An integer type is used as the for loop index. The integer type is a 32-bit signed number. Use of the integer type should be reserved for testbenches and for use as a for loop index.
The for loop construct should only be used for iteration over space such as to assign to the bits as in this example code. The for loop construct should not be used to try to iterate over time. It's possible for the synthesis tool to not flag use of a for loop to iterate over time as an error; the synthesis tool may just hang in the compile operation. Hence, it's up to the designer to avoid this pitfall. Use of a loop state as one of your states in a state machine that increments a counter each clock cycle is a preferable method to iterate over time. An if statement can be used in the state to synthesize a comparator to check if the count equals the loop upper limit.
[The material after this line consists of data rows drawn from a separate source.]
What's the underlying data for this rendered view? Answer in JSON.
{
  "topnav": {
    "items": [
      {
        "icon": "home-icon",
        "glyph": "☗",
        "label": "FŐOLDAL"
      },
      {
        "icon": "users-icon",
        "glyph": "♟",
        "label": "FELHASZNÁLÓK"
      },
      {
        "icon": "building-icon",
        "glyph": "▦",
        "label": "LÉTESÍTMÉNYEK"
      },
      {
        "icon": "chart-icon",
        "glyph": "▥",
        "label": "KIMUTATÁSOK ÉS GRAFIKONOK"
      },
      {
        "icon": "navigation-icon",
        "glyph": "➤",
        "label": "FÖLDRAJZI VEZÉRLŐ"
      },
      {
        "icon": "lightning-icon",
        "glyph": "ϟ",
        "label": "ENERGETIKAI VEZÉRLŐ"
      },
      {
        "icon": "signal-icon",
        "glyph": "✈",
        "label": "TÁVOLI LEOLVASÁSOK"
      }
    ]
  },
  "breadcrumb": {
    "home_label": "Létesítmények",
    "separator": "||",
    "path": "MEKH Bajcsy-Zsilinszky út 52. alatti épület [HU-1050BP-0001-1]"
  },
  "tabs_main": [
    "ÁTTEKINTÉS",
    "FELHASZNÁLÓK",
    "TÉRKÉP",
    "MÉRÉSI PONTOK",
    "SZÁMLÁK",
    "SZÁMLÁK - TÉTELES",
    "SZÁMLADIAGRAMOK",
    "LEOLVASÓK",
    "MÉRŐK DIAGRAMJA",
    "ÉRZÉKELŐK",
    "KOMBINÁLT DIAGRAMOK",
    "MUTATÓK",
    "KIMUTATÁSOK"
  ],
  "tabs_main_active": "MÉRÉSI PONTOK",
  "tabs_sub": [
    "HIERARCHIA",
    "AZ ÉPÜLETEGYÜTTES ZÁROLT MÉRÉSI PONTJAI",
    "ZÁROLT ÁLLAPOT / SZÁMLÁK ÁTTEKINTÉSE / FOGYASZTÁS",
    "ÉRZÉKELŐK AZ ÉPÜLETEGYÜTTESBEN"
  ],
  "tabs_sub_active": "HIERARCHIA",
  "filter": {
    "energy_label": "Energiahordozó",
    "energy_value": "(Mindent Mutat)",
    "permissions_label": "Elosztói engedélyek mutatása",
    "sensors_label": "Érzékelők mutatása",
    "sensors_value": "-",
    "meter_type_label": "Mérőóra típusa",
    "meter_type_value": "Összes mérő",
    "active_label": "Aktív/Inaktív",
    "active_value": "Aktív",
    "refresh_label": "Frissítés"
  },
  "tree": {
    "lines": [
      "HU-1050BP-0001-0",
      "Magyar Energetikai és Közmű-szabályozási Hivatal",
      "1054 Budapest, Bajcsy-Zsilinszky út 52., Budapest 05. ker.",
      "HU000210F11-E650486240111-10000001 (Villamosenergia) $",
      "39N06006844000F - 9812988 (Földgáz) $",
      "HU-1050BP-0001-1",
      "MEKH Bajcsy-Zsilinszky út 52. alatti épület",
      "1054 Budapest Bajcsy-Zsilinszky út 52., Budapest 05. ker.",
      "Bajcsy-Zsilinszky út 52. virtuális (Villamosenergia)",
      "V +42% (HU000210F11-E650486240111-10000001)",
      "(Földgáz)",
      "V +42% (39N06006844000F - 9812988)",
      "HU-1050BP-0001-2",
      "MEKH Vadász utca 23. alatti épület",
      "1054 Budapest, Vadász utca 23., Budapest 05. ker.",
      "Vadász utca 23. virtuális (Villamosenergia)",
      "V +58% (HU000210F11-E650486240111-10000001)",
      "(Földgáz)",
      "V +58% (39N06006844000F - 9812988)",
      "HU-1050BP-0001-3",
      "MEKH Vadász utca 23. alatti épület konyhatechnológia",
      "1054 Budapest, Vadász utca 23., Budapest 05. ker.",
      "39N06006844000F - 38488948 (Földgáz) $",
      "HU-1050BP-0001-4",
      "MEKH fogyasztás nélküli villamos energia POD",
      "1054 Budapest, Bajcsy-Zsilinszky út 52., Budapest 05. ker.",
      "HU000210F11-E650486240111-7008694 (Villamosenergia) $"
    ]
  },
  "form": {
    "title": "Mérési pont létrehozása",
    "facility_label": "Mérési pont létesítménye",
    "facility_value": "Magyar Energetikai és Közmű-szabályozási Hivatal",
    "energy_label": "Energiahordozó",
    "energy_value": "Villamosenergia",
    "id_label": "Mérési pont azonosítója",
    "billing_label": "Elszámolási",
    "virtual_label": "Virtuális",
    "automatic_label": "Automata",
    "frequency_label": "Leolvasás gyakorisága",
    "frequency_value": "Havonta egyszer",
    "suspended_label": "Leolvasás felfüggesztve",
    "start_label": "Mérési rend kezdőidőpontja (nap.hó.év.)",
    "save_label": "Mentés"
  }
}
Try to always think what hardware will result in synthesis from your code.
A sample testbench for the moore module is,
Suppose that you want to view on the wave timing diagram the six signals from the moore state machine: RESET_N, X, CLK, Z, NEXT_STATE, and CURRENT_STATE.
One method to do this is to use a .do macro file. Another method is to use the window menus.
A Synopsys Design Compiler synthesis script file for the moore state machine is moore.script.
The syntax for defining a function is:
function [ range_or_type ] function_identifier ;